Filipino participant:  "In America I noticed that people are not hiding their religious identity. That tells us that they have religious freedom. In Hartford Seminary I noticed that Muslim and Christian students are living in harmony. Their library resources are amazingly rich. There are a lot of resources about Islam. I did not see anyone afraid of their Muslim identity."

U.S. participant to the Balkans:  “There is no doubt, my recent travel to the Balkans as part of the US state department's “Faith and Community Project” has been one of the most intellectually and spiritually rewarding and enriching trips that I have ever had so far…
I will definitely use what I have learned through this trip in my classes at Hartford Seminary and my lectures and teachings at various other educational institutions in the US. I will encourage my students and colleagues to pay more attention to the rich history of Islam and Muslims in Balkans.”

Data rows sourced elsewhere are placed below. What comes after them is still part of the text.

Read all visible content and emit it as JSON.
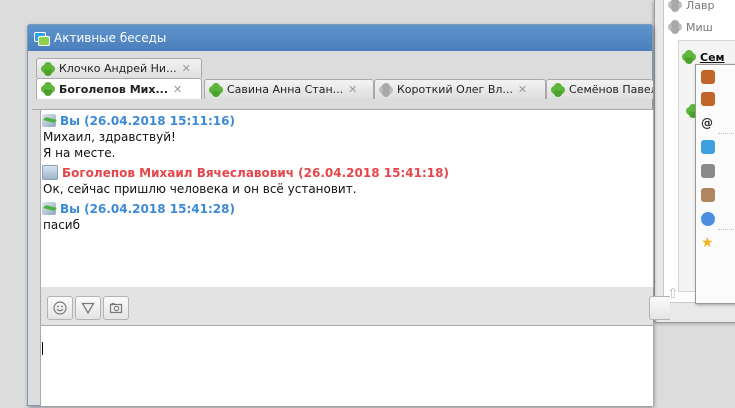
{
  "background_window": {
    "rows": [
      {
        "label": "Лавр"
      },
      {
        "label": "Миш"
      },
      {
        "label": "Сем"
      }
    ]
  },
  "window": {
    "title": "Активные беседы"
  },
  "tabs_row1": [
    {
      "label": "Клочко Андрей Ни...",
      "close": "✕"
    }
  ],
  "tabs_row2": [
    {
      "label": "Боголепов Мих...",
      "close": "✕",
      "active": true
    },
    {
      "label": "Савина Анна Стан...",
      "close": "✕"
    },
    {
      "label": "Короткий Олег Вл...",
      "close": "✕"
    },
    {
      "label": "Семёнов Павел"
    }
  ],
  "messages": [
    {
      "sender": "Вы",
      "timestamp": "(26.04.2018 15:11:16)",
      "header": "Вы (26.04.2018 15:11:16)",
      "own": true,
      "lines": [
        "Михаил, здравствуй!",
        "Я на месте."
      ]
    },
    {
      "sender": "Боголепов Михаил Вячеславович",
      "timestamp": "(26.04.2018 15:41:18)",
      "header": "Боголепов Михаил Вячеславович (26.04.2018 15:41:18)",
      "own": false,
      "lines": [
        "Ок, сейчас пришлю человека и он всё установит."
      ]
    },
    {
      "sender": "Вы",
      "timestamp": "(26.04.2018 15:41:28)",
      "header": "Вы (26.04.2018 15:41:28)",
      "own": true,
      "lines": [
        "пасиб"
      ]
    }
  ],
  "toolbar": {
    "buttons": [
      {
        "icon": "smiley-icon"
      },
      {
        "icon": "filter-icon"
      },
      {
        "icon": "camera-icon"
      }
    ]
  },
  "input": {
    "value": ""
  },
  "colors": {
    "own_sender": "#3d8ad6",
    "other_sender": "#e5474b",
    "titlebar": "#4f85c2"
  }
}
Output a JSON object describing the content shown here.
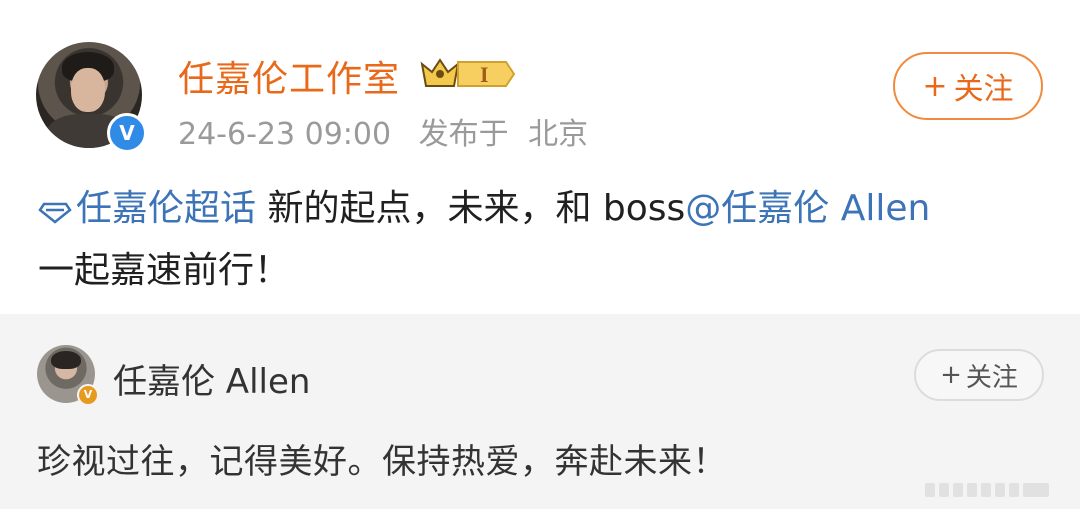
{
  "post": {
    "author": "任嘉伦工作室",
    "timestamp": "24-6-23 09:00",
    "published_label": "发布于",
    "location": "北京",
    "follow_label": "关注",
    "follow_symbol": "+",
    "vip_level": "I",
    "topic": "任嘉伦超话",
    "content_before_mention": " 新的起点，未来，和 boss",
    "mention": "@任嘉伦 Allen",
    "content_after_mention": "一起嘉速前行！"
  },
  "repost": {
    "author": "任嘉伦 Allen",
    "follow_label": "关注",
    "follow_symbol": "+",
    "text": "珍视过往，记得美好。保持热爱，奔赴未来！"
  },
  "colors": {
    "author_orange": "#e8691a",
    "link_blue": "#3c74b7",
    "verified_blue": "#2f8be6",
    "verified_gold": "#e89a1f",
    "repost_bg": "#f4f4f4"
  },
  "icons": {
    "verified_main": "verified-v-icon",
    "verified_small": "verified-v-gold-icon",
    "vip": "crown-vip-badge-icon",
    "topic": "topic-diamond-icon"
  }
}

U.S. participant to the Balkans:  “When I met the ITD alumni at the workshop, I followed their comments, and understood that the goal of this project was successfully achieved. Everybody at the workshop gave very positive impressions. It was good that they were able to observe the American situation of Muslims in the USA. They learned about the freedom of religion in the US. Also, they became aware of the way communities with different backgrounds are co-existing peacefully. ITD alumni were impressed by the way Muslim women behave and have freedom in the US. Especially, ITD female alumni appear to become very confident, and now they are raising their voices. I think there will be changes of their behaviors in long run. They are very much used to live in a family with a male as a family head. Now, they observed the different patterns of Muslim women's lives in the US. I think these women will now take part in public activities.
In my jamat I will give a speech. I will invite people from my community and others who are interested. So that they could learn about the diversity exist among Muslims in the Balkans. I will talk about how to maintain traditional identity and accept modernity at the same time. My message is: be a mainstream Muslim but be also aware of the diversity around you.”

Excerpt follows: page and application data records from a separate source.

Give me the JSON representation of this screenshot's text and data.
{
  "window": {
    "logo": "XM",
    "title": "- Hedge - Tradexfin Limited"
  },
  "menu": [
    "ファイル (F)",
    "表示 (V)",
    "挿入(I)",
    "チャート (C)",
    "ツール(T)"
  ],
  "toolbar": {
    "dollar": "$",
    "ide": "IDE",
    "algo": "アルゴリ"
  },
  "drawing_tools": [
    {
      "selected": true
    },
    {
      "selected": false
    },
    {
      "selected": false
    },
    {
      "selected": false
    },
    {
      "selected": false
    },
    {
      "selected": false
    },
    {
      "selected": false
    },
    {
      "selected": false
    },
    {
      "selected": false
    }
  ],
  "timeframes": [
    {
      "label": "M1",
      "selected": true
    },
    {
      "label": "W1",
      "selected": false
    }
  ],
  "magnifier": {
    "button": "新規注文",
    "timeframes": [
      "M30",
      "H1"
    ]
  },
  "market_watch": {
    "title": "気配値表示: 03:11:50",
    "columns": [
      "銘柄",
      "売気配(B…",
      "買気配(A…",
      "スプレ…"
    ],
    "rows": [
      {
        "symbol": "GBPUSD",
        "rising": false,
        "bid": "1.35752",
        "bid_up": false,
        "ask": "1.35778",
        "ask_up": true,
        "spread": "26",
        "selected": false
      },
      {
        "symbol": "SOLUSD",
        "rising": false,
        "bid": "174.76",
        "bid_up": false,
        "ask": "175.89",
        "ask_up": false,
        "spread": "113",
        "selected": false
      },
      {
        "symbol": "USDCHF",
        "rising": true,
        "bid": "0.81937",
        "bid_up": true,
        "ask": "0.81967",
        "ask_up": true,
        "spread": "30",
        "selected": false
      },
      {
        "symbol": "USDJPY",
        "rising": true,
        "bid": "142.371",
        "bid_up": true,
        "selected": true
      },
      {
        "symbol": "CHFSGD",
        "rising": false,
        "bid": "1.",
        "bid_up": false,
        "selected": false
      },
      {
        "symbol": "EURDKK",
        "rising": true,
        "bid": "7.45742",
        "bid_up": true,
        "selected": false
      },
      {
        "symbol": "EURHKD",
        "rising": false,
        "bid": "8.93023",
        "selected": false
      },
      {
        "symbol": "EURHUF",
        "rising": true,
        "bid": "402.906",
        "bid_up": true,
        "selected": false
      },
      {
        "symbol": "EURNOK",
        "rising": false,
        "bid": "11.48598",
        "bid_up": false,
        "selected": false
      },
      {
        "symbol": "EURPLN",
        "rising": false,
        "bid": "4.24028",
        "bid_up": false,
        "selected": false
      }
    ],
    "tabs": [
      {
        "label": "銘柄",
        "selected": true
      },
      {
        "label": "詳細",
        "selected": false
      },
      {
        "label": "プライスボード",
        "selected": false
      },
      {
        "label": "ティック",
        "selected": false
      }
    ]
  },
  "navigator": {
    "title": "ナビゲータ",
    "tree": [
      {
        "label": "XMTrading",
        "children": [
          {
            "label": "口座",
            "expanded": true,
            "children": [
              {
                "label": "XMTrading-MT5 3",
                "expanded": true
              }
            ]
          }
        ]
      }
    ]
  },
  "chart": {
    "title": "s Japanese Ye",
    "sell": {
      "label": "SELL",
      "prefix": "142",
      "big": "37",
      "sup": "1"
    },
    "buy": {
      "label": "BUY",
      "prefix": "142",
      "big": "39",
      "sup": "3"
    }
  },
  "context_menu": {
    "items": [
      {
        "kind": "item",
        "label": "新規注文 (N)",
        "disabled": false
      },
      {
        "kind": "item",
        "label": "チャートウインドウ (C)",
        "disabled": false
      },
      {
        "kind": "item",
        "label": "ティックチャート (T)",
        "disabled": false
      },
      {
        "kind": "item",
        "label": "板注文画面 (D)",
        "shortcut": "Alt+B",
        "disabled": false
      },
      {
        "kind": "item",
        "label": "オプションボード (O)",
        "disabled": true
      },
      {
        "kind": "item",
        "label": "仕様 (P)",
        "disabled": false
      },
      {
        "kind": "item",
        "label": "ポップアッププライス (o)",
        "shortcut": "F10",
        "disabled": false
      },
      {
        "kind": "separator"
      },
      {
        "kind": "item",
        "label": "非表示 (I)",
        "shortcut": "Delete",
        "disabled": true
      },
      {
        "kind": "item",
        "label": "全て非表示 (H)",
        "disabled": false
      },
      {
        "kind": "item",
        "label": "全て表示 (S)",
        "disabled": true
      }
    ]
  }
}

U.S. participant to the Philippines:  "When I was first asked to meet the delegation of Muslims from the Philippines who came to the United States last November, it did not occur to me that I might actually travel to the other side of the world to visit the Philippines and have an opportunity to meet and interact with some of their professors, scholars, community leaders and politicians.  I met the delegation during their visit to New York and expounded on some of the challenges and opportunities faced by Muslims in the American legal system.  I was instantly struck by how attentive they were to my presentation, taking notes and asking poignant questions.  After that meeting, I hoped I would be given the opportunity to meet with them again.  I had not imagined that not only would I have the opportunity to visit the Philippines, but that I would be honored to speak at the International Interfaith Conference at the University of Southern Mindanao.  I was asked to speak about the Muslim experience in the United States, including the history, challenges and opportunities that they face as a minority community."

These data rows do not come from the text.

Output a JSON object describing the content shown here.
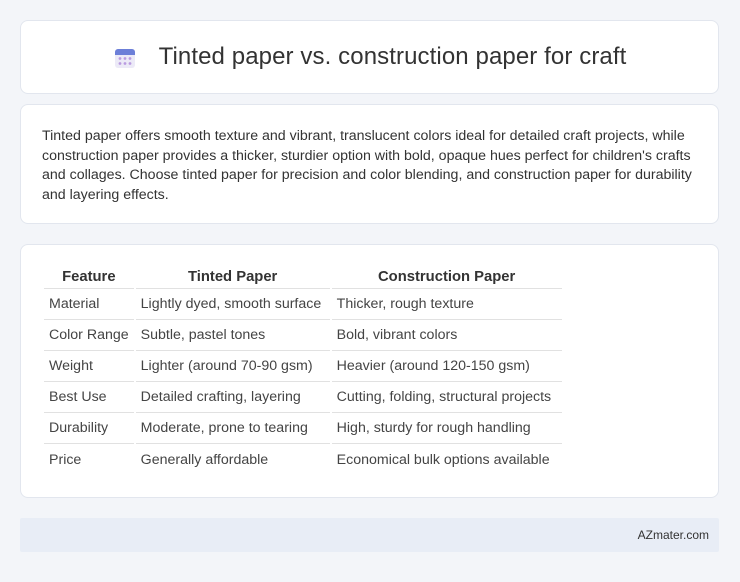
{
  "header": {
    "icon": "calendar-icon",
    "title": "Tinted paper vs. construction paper for craft"
  },
  "summary": {
    "text": "Tinted paper offers smooth texture and vibrant, translucent colors ideal for detailed craft projects, while construction paper provides a thicker, sturdier option with bold, opaque hues perfect for children's crafts and collages. Choose tinted paper for precision and color blending, and construction paper for durability and layering effects."
  },
  "table": {
    "headers": [
      "Feature",
      "Tinted Paper",
      "Construction Paper"
    ],
    "rows": [
      [
        "Material",
        "Lightly dyed, smooth surface",
        "Thicker, rough texture"
      ],
      [
        "Color Range",
        "Subtle, pastel tones",
        "Bold, vibrant colors"
      ],
      [
        "Weight",
        "Lighter (around 70-90 gsm)",
        "Heavier (around 120-150 gsm)"
      ],
      [
        "Best Use",
        "Detailed crafting, layering",
        "Cutting, folding, structural projects"
      ],
      [
        "Durability",
        "Moderate, prone to tearing",
        "High, sturdy for rough handling"
      ],
      [
        "Price",
        "Generally affordable",
        "Economical bulk options available"
      ]
    ]
  },
  "footer": {
    "brand": "AZmater.com"
  },
  "colors": {
    "background": "#f3f5f9",
    "card": "#ffffff",
    "footer": "#e8edf6",
    "icon_top": "#6c7fd8",
    "icon_grid": "#b99be0"
  }
}
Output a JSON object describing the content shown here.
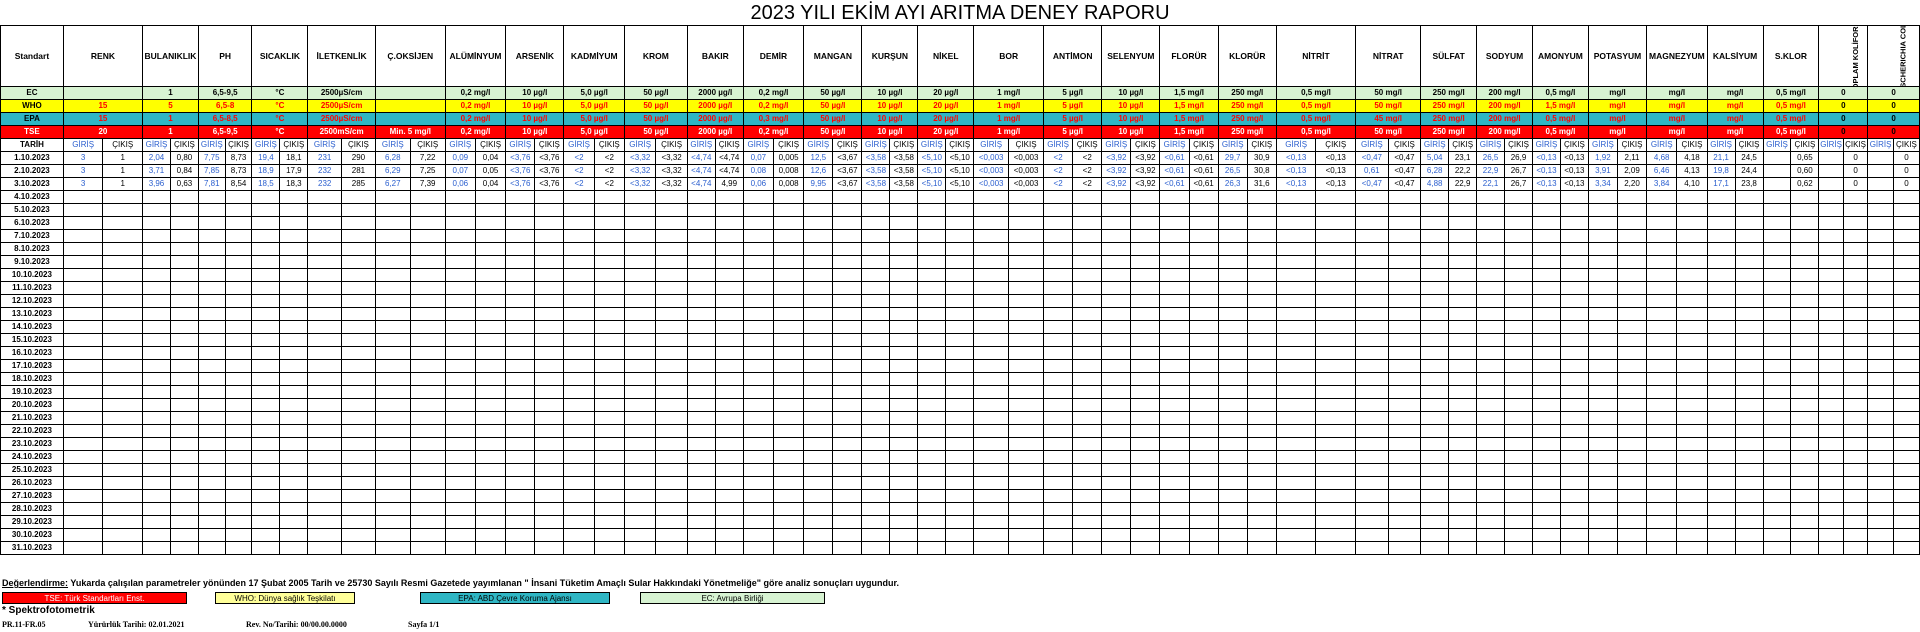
{
  "title": "2023 YILI EKİM AYI ARITMA DENEY RAPORU",
  "header": {
    "standart": "Standart",
    "simple": [
      "RENK",
      "BULANIKLIK",
      "PH",
      "SICAKLIK",
      "İLETKENLİK",
      "Ç.OKSİJEN",
      "ALÜMİNYUM",
      "ARSENİK",
      "KADMİYUM",
      "KROM",
      "BAKIR",
      "DEMİR",
      "MANGAN",
      "KURŞUN",
      "NİKEL",
      "BOR",
      "ANTİMON",
      "SELENYUM",
      "FLORÜR",
      "KLORÜR",
      "NİTRİT",
      "NİTRAT",
      "SÜLFAT",
      "SODYUM",
      "AMONYUM",
      "POTASYUM",
      "MAGNEZYUM",
      "KALSİYUM",
      "S.KLOR"
    ],
    "rotated": [
      "TOPLAM KOLİFORM",
      "ESCHERICHIA COLİ"
    ]
  },
  "standards": [
    {
      "label": "EC",
      "values": [
        "",
        "1",
        "6,5-9,5",
        "°C",
        "2500µS/cm",
        "",
        "0,2 mg/l",
        "10 µg/l",
        "5,0 µg/l",
        "50 µg/l",
        "2000 µg/l",
        "0,2 mg/l",
        "50 µg/l",
        "10 µg/l",
        "20 µg/l",
        "1 mg/l",
        "5 µg/l",
        "10 µg/l",
        "1,5 mg/l",
        "250 mg/l",
        "0,5 mg/l",
        "50 mg/l",
        "250 mg/l",
        "200 mg/l",
        "0,5 mg/l",
        "mg/l",
        "mg/l",
        "mg/l",
        "0,5 mg/l",
        "0",
        "0"
      ]
    },
    {
      "label": "WHO",
      "values": [
        "15",
        "5",
        "6,5-8",
        "°C",
        "2500µS/cm",
        "",
        "0,2 mg/l",
        "10 µg/l",
        "5,0 µg/l",
        "50 µg/l",
        "2000 µg/l",
        "0,2 mg/l",
        "50 µg/l",
        "10 µg/l",
        "20 µg/l",
        "1 mg/l",
        "5 µg/l",
        "10 µg/l",
        "1,5 mg/l",
        "250 mg/l",
        "0,5 mg/l",
        "50 mg/l",
        "250 mg/l",
        "200 mg/l",
        "1,5 mg/l",
        "mg/l",
        "mg/l",
        "mg/l",
        "0,5 mg/l",
        "0",
        "0"
      ]
    },
    {
      "label": "EPA",
      "values": [
        "15",
        "1",
        "6,5-8,5",
        "°C",
        "2500µS/cm",
        "",
        "0,2 mg/l",
        "10 µg/l",
        "5,0 µg/l",
        "50 µg/l",
        "2000 µg/l",
        "0,3 mg/l",
        "50 µg/l",
        "10 µg/l",
        "20 µg/l",
        "1 mg/l",
        "5 µg/l",
        "10 µg/l",
        "1,5 mg/l",
        "250 mg/l",
        "0,5 mg/l",
        "45 mg/l",
        "250 mg/l",
        "200 mg/l",
        "0,5 mg/l",
        "mg/l",
        "mg/l",
        "mg/l",
        "0,5 mg/l",
        "0",
        "0"
      ]
    },
    {
      "label": "TSE",
      "values": [
        "20",
        "1",
        "6,5-9,5",
        "°C",
        "2500mS/cm",
        "Min. 5 mg/l",
        "0,2 mg/l",
        "10 µg/l",
        "5,0 µg/l",
        "50 µg/l",
        "2000 µg/l",
        "0,2 mg/l",
        "50 µg/l",
        "10 µg/l",
        "20 µg/l",
        "1 mg/l",
        "5 µg/l",
        "10 µg/l",
        "1,5 mg/l",
        "250 mg/l",
        "0,5 mg/l",
        "50 mg/l",
        "250 mg/l",
        "200 mg/l",
        "0,5 mg/l",
        "mg/l",
        "mg/l",
        "mg/l",
        "0,5 mg/l",
        "0",
        "0"
      ]
    }
  ],
  "subheader": {
    "tarih": "TARİH",
    "giris": "GİRİŞ",
    "cikis": "ÇIKIŞ"
  },
  "rows": [
    {
      "date": "1.10.2023",
      "values": [
        "3",
        "1",
        "2,04",
        "0,80",
        "7,75",
        "8,73",
        "19,4",
        "18,1",
        "231",
        "290",
        "6,28",
        "7,22",
        "0,09",
        "0,04",
        "<3,76",
        "<3,76",
        "<2",
        "<2",
        "<3,32",
        "<3,32",
        "<4,74",
        "<4,74",
        "0,07",
        "0,005",
        "12,5",
        "<3,67",
        "<3,58",
        "<3,58",
        "<5,10",
        "<5,10",
        "<0,003",
        "<0,003",
        "<2",
        "<2",
        "<3,92",
        "<3,92",
        "<0,61",
        "<0,61",
        "29,7",
        "30,9",
        "<0,13",
        "<0,13",
        "<0,47",
        "<0,47",
        "5,04",
        "23,1",
        "26,5",
        "26,9",
        "<0,13",
        "<0,13",
        "1,92",
        "2,11",
        "4,68",
        "4,18",
        "21,1",
        "24,5",
        "",
        "0,65",
        "",
        "0",
        "",
        "0"
      ]
    },
    {
      "date": "2.10.2023",
      "values": [
        "3",
        "1",
        "3,71",
        "0,84",
        "7,85",
        "8,73",
        "18,9",
        "17,9",
        "232",
        "281",
        "6,29",
        "7,25",
        "0,07",
        "0,05",
        "<3,76",
        "<3,76",
        "<2",
        "<2",
        "<3,32",
        "<3,32",
        "<4,74",
        "<4,74",
        "0,08",
        "0,008",
        "12,6",
        "<3,67",
        "<3,58",
        "<3,58",
        "<5,10",
        "<5,10",
        "<0,003",
        "<0,003",
        "<2",
        "<2",
        "<3,92",
        "<3,92",
        "<0,61",
        "<0,61",
        "26,5",
        "30,8",
        "<0,13",
        "<0,13",
        "0,61",
        "<0,47",
        "6,28",
        "22,2",
        "22,9",
        "26,7",
        "<0,13",
        "<0,13",
        "3,91",
        "2,09",
        "6,46",
        "4,13",
        "19,8",
        "24,4",
        "",
        "0,60",
        "",
        "0",
        "",
        "0"
      ]
    },
    {
      "date": "3.10.2023",
      "values": [
        "3",
        "1",
        "3,96",
        "0,63",
        "7,81",
        "8,54",
        "18,5",
        "18,3",
        "232",
        "285",
        "6,27",
        "7,39",
        "0,06",
        "0,04",
        "<3,76",
        "<3,76",
        "<2",
        "<2",
        "<3,32",
        "<3,32",
        "<4,74",
        "4,99",
        "0,06",
        "0,008",
        "9,95",
        "<3,67",
        "<3,58",
        "<3,58",
        "<5,10",
        "<5,10",
        "<0,003",
        "<0,003",
        "<2",
        "<2",
        "<3,92",
        "<3,92",
        "<0,61",
        "<0,61",
        "26,3",
        "31,6",
        "<0,13",
        "<0,13",
        "<0,47",
        "<0,47",
        "4,88",
        "22,9",
        "22,1",
        "26,7",
        "<0,13",
        "<0,13",
        "3,34",
        "2,20",
        "3,84",
        "4,10",
        "17,1",
        "23,8",
        "",
        "0,62",
        "",
        "0",
        "",
        "0"
      ]
    }
  ],
  "empty_dates": [
    "4.10.2023",
    "5.10.2023",
    "6.10.2023",
    "7.10.2023",
    "8.10.2023",
    "9.10.2023",
    "10.10.2023",
    "11.10.2023",
    "12.10.2023",
    "13.10.2023",
    "14.10.2023",
    "15.10.2023",
    "16.10.2023",
    "17.10.2023",
    "18.10.2023",
    "19.10.2023",
    "20.10.2023",
    "21.10.2023",
    "22.10.2023",
    "23.10.2023",
    "24.10.2023",
    "25.10.2023",
    "26.10.2023",
    "27.10.2023",
    "28.10.2023",
    "29.10.2023",
    "30.10.2023",
    "31.10.2023"
  ],
  "footer": {
    "note_label": "Değerlendirme:",
    "note_text": " Yukarda çalışılan parametreler yönünden 17 Şubat 2005 Tarih ve 25730 Sayılı Resmi Gazetede yayımlanan \" İnsani Tüketim Amaçlı Sular Hakkındaki Yönetmeliğe\" göre analiz sonuçları uygundur.",
    "legend": [
      {
        "label": "TSE: Türk Standartları Enst.",
        "color": "#ff0000",
        "text_color": "#ffffff"
      },
      {
        "label": "WHO: Dünya sağlık Teşkilatı",
        "color": "#ffff99",
        "text_color": "#000000"
      },
      {
        "label": "EPA: ABD Çevre Koruma Ajansı",
        "color": "#2fb6c4",
        "text_color": "#000000"
      },
      {
        "label": "EC: Avrupa  Birliği",
        "color": "#d7f3d2",
        "text_color": "#000000"
      }
    ],
    "spektro": "* Spektrofotometrik",
    "doc_no": "PR.11-FR.05",
    "yururluk": "Yürürlük Tarihi: 02.01.2021",
    "rev": "Rev. No/Tarihi: 00/00.00.0000",
    "sayfa": "Sayfa 1/1"
  }
}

U.S. participant to the Philippines:  "When I was initially approached to be a part of ITD's seven-person delegation to the Philippines I internally leaped at the idea. A trip half way around the world to enter into meaningful dialogue about humanity, life and faith seemed to be much too good to be true. But it proved to be what it indeed was, a wonderful gift to me: a unique opportunity that showed itself to be extremely meaningful, satisfying and enjoyable. I was most grateful for this privilege to represent my country and my congregation, Grace Evangelical Covenant Church, on this journey of a lifetime. As I look back on the trip, there are two major arenas that I think about and share with others. One was the makeup and nature of the delegation itself, and the other being the contexts and conversations we had while in the Philippines, and most particularly in Mindanao."